By Deirdre Baker – Quad-City Times – May 29, 2015
As part of his annual 99-county tour of Iowa, U.S. Sen. Chuck Grassley stopped at a Davenport hospital’s emergency department Thursday and questioned nurses about the effects of the Affordable Care Act, commonly called Obamacare.
The longtime Republican member of Congress made a visit to Genesis Medical Center-East Rusholme Street, where he checked out the ER with two trauma physicians, spoke to the nurses, got a quick overview of the $138 million construction project underway on the Genesis campus and hosted a question-and-answer session with hospital employees.
In answer to Grassley’s question about the number of patients being seen since Obamacare became law, he was told that while the numbers remain about the same, the patients tend to be not as sick as before. That is because the thousands more people with health insurance have gained access to more preventative care, it was explained.
Ken Croken, the vice president of corporate communications for Genesis Health System, said that while many more people now have health insurance, some need to receive education on how to use the coverage.
“Lack of this coverage goes back generations in some cases,” he pointed out.

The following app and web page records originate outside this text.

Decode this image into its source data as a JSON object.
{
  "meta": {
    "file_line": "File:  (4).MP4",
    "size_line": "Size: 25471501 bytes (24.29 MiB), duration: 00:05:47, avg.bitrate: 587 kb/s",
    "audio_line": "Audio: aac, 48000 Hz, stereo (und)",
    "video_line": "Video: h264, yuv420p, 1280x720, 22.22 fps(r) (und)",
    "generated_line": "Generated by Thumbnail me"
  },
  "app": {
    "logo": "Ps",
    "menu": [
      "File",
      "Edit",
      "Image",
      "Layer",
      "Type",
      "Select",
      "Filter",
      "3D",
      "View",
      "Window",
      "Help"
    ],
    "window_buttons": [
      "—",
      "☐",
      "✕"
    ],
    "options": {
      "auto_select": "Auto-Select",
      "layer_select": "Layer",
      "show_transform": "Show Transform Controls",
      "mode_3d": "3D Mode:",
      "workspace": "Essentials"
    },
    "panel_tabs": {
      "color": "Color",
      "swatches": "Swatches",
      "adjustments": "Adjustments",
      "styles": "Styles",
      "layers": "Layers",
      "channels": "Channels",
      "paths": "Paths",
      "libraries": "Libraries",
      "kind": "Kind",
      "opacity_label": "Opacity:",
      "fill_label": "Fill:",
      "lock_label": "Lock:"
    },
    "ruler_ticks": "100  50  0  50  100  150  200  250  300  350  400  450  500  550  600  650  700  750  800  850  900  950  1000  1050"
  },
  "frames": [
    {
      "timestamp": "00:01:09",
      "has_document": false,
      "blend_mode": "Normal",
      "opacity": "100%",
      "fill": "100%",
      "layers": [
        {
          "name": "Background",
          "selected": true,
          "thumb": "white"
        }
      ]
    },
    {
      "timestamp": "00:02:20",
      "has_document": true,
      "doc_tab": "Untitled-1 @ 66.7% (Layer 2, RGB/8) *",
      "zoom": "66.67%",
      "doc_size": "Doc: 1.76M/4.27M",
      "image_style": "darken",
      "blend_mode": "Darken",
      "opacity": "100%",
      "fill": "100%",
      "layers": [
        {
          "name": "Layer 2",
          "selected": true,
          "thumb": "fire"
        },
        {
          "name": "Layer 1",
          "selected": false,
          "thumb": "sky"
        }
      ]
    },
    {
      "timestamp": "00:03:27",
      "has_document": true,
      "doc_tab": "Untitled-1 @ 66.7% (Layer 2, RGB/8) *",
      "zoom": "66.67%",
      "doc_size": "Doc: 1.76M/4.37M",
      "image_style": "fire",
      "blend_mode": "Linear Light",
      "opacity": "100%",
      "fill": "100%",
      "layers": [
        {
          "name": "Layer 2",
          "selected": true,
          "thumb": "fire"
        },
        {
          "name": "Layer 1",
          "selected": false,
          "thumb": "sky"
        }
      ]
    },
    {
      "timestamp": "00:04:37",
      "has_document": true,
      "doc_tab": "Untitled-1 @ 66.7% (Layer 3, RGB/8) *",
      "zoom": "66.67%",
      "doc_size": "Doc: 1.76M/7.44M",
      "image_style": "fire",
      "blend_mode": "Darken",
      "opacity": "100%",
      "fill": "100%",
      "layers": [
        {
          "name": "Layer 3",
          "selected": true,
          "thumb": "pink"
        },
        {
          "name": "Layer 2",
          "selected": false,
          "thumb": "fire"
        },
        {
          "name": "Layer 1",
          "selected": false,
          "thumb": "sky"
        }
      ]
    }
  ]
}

Grassley said he likes one part of Obamacare, a sweeping piece of federal legislation that he generally opposes. That one part is the affordable care organization, or ACO, concept. Genesis is part of one called the University of Iowa Health Alliance.
The senator said he supports teamwork between several parts of the nation’s health care system. He wants them to pull in the same direction with the common aim of keeping patients healthy in the first place.
“That’s opposed to treating only those who are sick,” he added.
The eastern Iowa region is doing well in that regard, Grassley pointed out.
The senator chatted with Dr. Kathryn Dierks, and Dr. David Dierks, a married couple who are both emergency department physicians at Genesis. The Dierkses spoke about the importance of trauma care and how the Davenport ER often treats serious injuries, including victims of shootings.
The senator told the couple he had been in a hospital emergency department just once as a patient.
Grassley visited at about 4 p.m., which Kathryn Dierks called a busy time of day. As she spoke, two different patients were wheeled into the ER from the ambulance bay.
Doug Cropper, the president and CEO of Genesis Health System, told the senator about another concern: a staffing shortfall.
“This is the worst nurses shortage I’ve seen in the 35 years I’ve been in this business,” he said.
On some non-health-related topics:
• Grassley said the response to avian flu has been adequate in Iowa and that there is money to replace the millions of chickens and turkeys that have been lost to the disease this year. He favors restoring the large egg farms, noting that eggs from those facilities are safe to eat and less expensive for consumers.
• The senator declined comment on a statement Wednesday by Sen. Rand Paul, R-Ky., that some of the Republican Party’s foreign policy hawks are the reason why ISIS was able to rise to power in the Middle East. Grassley, however, criticized President Barack Obama’s actions and policies involving Libya, Syria and elsewhere in that region.
“We are now living in a more dangerous world,” Grassley said.